Philodendron is a classic, and practically no-fail houseplant because it’s so easy to grow. Happily, this makes it a pretty common indoor plant to find at your local garden center. The philodendron family is a pretty big one, too — so you can find a variety of plants that grow in a range of shapes, sizes, and colors.
Many of the traditional philodendron varieties are vines perfect for growing on a totem, up a trellis, or in a hanging basket and some offer pleasing variegated foliage. These are counted as some of the most easy to grow houseplants of all time. Upright-growing philodendrons are just as easy, but typically have larger leaves.
Their characteristic features are their long aerial roots and the sometimes extremely big green leaves with gashes. It’s strictly speaking a creeping plant and that’s why you should provide a climbing help in the pot. We will show you how to care for your Philodendron in the following directions.
There are some cases in which the Philodendron is confused with the Monstera. The Monstera does resemble some of the kinds of Philodendron, but they are two different species. They both belong to the family of Aroid Family
The two main types of philodendron houseplants are vining and non-climbing varieties.
- Vining philodendrons need a post or other supporting structure to climb on. These include blushing philodendrons and heartleaf philodendrons.
- Non-climbing philodendrons, such as lacy tree philodendrons and bird’s nest philodendrons, have an upright, spreading growth habit. The width of non-climbers can be as much as twice their height, so give them plenty of elbow room.
Philodendron houseplants are often confused with pothos plants. While the leaves of these two plants are similar in shape, pothos plants are usually variegated with splotches of yellow or white color. Pothos is a much smaller plant as well and is often sold in hanging baskets
Health Benefits of Philodendrons:
Air Cleaning Qualities
This plant has other benefits besides just making your home look desirable. According to NASA studies on air quality, we know that that the parlor ivy can be instrumental in air purification, filtering out such toxins as formaldehyde, benzene, and carbon monoxide and adding oxygen to the air we breathe.
Items that you use every day such as carpeting and rug pads, insulation, laminated counters, veneer furniture, cleaning supplies, and air fresheners contain volatile organic chemicals (VOCs) which are synthetic materials that “off-gas” toxins that pollute your indoor air.The toxic air can cause a condition known as “Sick Building Syndrome” which can irritate your respiratory tract and cause headaches, sinus congestion, and fatigue.
You cannot avoid VOCs because they are found in such a wide variety of the products in our indoor environment; however, you can take steps to make your air healthier by having this plant in your home. Place two or three mature sweetheart vine plants in a 100 sq ft room to filter toxins from the air where you spend time.
Light: Moderate. Prefers indirect sunlight but will survive with less light.

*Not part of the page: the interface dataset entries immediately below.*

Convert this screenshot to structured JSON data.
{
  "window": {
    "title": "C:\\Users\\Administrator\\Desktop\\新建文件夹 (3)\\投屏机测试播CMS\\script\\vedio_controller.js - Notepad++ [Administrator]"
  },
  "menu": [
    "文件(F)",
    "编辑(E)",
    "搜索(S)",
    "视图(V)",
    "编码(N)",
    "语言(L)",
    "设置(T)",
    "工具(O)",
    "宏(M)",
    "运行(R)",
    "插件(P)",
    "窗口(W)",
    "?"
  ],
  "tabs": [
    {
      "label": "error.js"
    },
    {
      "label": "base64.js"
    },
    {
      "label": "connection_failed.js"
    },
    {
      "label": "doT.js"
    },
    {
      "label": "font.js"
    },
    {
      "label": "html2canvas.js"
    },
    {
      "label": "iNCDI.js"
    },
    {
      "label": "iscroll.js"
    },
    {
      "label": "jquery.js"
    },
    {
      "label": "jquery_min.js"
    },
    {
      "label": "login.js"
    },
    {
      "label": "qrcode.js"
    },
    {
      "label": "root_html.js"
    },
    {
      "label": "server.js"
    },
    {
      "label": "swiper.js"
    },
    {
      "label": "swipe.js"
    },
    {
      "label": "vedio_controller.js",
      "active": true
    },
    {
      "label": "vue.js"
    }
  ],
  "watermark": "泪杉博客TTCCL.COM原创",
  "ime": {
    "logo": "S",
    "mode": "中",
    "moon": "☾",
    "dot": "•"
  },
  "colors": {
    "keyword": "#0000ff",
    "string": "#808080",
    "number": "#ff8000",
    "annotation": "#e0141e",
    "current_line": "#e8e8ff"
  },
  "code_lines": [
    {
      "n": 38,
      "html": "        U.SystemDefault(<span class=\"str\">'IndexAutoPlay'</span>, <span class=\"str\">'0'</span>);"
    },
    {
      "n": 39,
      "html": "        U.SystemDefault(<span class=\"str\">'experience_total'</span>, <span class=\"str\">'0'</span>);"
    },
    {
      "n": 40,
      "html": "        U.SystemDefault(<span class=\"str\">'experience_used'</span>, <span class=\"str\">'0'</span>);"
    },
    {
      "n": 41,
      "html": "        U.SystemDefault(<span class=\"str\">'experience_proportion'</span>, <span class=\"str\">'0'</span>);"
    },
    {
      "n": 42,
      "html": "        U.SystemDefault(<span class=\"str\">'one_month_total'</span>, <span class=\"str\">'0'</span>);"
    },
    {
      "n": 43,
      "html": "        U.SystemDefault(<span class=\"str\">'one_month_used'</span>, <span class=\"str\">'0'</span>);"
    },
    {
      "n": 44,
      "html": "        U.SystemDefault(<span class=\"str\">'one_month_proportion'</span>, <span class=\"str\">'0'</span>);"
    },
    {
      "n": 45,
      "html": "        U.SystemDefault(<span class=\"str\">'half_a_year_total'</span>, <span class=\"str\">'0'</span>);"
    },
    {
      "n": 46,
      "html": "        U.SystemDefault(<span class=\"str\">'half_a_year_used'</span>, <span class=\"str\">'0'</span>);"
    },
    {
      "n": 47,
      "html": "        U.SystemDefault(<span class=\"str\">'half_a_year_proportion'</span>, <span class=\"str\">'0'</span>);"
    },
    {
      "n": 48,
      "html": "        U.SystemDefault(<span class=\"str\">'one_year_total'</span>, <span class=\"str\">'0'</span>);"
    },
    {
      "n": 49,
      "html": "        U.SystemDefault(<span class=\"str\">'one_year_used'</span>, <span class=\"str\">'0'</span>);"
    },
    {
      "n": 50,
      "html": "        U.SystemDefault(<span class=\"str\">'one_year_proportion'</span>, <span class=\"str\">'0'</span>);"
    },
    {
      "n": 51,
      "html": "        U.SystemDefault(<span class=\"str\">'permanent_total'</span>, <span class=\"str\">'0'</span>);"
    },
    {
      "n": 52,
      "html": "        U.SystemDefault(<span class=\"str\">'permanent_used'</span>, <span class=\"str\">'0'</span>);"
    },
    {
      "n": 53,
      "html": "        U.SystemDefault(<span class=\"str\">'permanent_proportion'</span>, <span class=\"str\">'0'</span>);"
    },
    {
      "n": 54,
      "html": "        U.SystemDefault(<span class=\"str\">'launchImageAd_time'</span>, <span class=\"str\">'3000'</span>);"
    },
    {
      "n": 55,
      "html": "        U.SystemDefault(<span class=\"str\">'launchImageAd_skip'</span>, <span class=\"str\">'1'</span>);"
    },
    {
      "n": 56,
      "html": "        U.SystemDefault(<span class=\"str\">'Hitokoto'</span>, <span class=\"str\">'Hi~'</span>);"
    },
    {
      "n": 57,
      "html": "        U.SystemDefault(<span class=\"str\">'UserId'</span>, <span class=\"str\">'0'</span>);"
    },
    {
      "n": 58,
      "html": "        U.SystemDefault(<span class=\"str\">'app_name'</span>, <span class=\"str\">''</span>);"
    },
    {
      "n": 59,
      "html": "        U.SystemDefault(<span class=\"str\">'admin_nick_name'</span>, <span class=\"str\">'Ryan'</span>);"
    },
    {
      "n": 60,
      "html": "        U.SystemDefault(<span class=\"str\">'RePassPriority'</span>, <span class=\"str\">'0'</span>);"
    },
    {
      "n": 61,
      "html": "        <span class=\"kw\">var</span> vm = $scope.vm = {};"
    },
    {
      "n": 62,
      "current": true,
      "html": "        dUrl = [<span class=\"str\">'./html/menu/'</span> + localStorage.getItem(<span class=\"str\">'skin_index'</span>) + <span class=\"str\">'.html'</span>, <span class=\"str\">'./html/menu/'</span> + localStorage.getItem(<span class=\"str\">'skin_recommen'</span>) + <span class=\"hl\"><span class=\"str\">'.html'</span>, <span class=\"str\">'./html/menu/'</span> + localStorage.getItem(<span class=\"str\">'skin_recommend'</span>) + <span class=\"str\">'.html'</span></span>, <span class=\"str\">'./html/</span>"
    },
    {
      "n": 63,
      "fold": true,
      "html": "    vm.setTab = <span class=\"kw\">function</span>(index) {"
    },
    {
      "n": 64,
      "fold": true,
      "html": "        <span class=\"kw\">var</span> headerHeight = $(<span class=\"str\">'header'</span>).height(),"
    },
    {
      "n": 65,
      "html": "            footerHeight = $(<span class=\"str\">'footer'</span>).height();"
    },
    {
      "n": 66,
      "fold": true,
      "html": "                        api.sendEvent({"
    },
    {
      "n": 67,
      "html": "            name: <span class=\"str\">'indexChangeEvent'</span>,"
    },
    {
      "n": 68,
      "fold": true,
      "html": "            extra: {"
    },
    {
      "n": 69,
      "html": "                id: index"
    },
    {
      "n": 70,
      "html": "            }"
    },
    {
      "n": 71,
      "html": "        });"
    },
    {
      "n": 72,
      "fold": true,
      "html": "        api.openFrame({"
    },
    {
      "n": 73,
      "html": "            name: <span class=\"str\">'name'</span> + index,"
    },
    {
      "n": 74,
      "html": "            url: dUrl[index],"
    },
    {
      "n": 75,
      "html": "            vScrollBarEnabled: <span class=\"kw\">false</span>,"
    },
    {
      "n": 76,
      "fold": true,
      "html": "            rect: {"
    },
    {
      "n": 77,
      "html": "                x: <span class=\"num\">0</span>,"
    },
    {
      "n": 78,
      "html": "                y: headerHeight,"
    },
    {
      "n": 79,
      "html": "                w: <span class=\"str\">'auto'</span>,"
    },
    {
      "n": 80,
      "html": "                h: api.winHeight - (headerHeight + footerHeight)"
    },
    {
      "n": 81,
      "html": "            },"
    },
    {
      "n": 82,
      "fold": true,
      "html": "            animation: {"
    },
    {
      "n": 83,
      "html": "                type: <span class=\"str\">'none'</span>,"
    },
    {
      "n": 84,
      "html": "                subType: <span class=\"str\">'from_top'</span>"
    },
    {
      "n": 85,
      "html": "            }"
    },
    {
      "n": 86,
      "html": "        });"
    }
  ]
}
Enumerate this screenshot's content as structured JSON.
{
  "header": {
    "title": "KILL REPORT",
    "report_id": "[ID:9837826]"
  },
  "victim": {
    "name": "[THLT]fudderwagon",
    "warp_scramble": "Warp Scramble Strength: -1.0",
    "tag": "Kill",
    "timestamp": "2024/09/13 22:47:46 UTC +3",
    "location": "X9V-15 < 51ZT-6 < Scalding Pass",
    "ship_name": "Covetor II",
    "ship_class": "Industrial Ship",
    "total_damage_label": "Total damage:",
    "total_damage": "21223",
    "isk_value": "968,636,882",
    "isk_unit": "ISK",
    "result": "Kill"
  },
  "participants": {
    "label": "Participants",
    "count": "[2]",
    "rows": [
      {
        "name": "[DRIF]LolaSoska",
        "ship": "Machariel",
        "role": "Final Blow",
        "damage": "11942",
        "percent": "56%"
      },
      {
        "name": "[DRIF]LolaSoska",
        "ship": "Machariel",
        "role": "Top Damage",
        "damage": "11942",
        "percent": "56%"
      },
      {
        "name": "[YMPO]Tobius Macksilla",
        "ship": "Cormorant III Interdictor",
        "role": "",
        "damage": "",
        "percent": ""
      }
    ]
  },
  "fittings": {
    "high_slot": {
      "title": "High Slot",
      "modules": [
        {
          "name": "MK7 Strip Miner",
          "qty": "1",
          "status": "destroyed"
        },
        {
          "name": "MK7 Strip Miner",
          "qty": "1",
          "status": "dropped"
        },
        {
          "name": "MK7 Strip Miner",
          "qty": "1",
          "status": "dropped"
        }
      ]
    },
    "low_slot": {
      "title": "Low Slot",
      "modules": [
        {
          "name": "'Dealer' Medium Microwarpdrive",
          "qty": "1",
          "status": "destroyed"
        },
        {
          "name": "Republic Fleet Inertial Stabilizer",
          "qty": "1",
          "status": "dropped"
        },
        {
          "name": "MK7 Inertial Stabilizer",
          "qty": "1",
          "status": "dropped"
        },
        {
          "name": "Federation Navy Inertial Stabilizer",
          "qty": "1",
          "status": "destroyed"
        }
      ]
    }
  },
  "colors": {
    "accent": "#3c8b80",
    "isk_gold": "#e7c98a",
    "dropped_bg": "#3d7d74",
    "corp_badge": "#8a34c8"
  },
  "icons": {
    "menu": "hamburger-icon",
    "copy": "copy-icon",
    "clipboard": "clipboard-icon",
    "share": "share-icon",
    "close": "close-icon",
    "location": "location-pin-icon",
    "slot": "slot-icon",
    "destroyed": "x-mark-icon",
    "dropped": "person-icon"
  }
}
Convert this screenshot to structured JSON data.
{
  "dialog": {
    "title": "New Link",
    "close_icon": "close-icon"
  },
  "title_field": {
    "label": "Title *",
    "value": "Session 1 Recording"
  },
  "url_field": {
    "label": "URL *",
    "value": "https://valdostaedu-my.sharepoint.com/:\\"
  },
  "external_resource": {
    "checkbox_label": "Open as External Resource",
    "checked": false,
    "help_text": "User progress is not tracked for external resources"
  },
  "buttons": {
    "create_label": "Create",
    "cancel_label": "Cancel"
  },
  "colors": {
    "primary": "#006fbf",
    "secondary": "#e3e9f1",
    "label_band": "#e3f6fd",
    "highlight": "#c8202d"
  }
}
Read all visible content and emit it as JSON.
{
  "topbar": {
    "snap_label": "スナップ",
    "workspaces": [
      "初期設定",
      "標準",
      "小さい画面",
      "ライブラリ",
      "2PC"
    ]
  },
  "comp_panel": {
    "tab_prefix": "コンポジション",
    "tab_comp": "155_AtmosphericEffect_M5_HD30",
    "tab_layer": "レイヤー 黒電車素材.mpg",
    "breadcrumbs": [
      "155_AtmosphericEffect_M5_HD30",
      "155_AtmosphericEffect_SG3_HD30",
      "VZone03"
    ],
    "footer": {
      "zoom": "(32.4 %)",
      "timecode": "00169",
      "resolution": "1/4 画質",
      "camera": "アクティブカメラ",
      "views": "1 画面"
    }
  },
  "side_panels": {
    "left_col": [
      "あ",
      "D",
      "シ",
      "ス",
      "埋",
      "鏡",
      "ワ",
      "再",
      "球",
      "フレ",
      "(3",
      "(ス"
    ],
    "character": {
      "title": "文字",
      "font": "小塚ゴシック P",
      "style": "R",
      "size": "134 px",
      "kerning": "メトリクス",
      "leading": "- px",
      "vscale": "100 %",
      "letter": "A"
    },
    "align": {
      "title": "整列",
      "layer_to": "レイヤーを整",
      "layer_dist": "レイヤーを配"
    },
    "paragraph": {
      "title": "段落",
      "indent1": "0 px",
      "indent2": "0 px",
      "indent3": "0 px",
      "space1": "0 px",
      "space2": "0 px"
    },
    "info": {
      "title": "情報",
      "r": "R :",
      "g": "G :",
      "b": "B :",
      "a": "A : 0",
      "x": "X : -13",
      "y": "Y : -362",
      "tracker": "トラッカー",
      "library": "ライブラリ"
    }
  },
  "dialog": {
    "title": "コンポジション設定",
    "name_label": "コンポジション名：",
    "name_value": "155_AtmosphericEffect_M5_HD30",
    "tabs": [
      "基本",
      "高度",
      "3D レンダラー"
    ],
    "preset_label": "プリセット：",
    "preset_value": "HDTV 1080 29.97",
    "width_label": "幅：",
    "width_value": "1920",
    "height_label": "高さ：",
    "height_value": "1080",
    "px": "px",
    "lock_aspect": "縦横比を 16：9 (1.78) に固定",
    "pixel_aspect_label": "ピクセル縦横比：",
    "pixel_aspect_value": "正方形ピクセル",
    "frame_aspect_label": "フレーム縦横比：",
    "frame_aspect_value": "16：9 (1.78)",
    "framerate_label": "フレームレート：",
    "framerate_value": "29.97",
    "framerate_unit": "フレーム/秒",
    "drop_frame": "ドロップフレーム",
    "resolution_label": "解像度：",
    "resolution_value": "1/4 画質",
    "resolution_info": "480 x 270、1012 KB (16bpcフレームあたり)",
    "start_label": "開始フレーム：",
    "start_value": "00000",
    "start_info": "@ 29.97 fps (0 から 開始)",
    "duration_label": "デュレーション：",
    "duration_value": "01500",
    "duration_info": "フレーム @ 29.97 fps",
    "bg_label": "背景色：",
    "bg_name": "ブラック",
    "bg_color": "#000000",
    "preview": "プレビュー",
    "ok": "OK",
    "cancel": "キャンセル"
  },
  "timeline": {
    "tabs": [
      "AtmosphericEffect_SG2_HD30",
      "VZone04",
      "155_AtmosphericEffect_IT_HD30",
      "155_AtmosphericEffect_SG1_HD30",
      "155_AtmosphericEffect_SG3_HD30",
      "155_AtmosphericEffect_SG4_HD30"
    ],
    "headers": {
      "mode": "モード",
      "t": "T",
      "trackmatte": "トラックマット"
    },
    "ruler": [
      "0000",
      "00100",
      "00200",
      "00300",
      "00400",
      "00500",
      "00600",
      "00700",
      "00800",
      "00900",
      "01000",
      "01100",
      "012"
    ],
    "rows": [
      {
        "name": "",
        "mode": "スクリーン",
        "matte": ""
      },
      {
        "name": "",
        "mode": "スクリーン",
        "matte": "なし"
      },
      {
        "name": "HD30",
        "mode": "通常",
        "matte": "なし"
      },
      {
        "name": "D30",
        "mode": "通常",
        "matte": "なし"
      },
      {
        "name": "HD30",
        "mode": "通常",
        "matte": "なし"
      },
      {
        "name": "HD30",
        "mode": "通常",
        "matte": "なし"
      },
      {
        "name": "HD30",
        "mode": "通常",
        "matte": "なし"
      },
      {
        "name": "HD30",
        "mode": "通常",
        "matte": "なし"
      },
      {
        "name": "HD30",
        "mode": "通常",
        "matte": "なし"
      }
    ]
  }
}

Watering: water thoroughly, then allow the soil to drain and empty excess water; then allow the top one inch of soil to dry slightly to touch between waterings. A well-draining potting mixture should be used. This is necessary to prevent root rot which can kill your plant.
Humidity: Average is okay; however, higher humidity yields faster growth. A daily misting of water to the leaves will increase the humidity. Also, you can place plant on a humidity tray. A room humidifier will work even better.
Temperature: Average – Warm It grows well indoors with temperatures from 70 to 85 degrees Fahrenheit.
Fertilizer: All-purpose. Do not fertilize plants if kept in low light
Propagation: Can be multiplied by stem cuttings
Common Problems: Plant is largely pestfree, rarely mealybugs
Pruning the plant keeps the growth from getting spindly. Cut back the vines to the growing tips with the pruning shears as new growth emerges to promote length and fuller growth.
Remove any of the diseased, dead or damaged vines from the plant as they occur.